── INPUT RECORDS ──

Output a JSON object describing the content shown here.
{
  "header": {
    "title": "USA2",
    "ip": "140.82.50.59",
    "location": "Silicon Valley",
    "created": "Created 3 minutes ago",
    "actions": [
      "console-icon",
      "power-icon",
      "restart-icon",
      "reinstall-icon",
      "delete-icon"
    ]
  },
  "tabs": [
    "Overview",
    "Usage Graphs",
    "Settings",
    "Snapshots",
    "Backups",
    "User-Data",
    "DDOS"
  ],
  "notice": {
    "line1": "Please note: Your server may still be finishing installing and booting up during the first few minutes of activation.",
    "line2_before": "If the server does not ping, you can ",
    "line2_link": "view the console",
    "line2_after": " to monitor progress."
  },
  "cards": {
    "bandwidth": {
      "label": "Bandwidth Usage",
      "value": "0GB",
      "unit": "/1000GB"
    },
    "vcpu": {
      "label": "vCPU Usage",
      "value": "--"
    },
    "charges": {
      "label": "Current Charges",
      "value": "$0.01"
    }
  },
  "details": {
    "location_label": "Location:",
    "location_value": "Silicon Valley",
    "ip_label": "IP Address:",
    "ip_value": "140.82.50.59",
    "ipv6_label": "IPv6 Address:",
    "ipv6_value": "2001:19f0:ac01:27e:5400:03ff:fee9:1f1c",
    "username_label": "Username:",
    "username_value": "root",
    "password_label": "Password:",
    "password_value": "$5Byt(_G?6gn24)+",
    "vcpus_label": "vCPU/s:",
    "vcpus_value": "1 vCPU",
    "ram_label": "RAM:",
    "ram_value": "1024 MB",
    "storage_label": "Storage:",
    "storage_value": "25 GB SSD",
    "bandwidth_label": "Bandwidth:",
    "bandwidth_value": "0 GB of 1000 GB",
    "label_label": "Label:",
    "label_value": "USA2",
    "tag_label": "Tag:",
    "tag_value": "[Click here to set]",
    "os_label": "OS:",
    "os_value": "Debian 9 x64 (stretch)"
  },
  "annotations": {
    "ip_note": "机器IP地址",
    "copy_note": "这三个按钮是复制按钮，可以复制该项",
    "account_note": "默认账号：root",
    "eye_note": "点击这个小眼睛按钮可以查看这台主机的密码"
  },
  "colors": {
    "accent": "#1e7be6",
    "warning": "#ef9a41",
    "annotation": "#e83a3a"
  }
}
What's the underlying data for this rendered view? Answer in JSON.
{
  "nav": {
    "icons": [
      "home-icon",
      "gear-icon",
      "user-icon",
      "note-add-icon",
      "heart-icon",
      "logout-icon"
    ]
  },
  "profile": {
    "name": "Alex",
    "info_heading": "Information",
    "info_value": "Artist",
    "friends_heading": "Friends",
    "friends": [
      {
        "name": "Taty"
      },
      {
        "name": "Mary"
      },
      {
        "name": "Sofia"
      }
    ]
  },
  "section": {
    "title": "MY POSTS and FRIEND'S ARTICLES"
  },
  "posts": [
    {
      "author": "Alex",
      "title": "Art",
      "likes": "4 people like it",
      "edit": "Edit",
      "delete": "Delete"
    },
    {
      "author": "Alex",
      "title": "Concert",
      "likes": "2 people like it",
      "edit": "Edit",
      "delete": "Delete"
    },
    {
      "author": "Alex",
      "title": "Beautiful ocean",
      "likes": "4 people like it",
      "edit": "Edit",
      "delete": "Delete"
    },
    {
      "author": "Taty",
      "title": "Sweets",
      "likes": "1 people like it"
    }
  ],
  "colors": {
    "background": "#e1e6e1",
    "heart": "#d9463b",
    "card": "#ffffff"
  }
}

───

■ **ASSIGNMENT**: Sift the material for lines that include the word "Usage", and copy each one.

■ **THE COMPLETED TASK**:
    "Usage Graphs",
      "label": "Bandwidth Usage",
      "label": "vCPU Usage",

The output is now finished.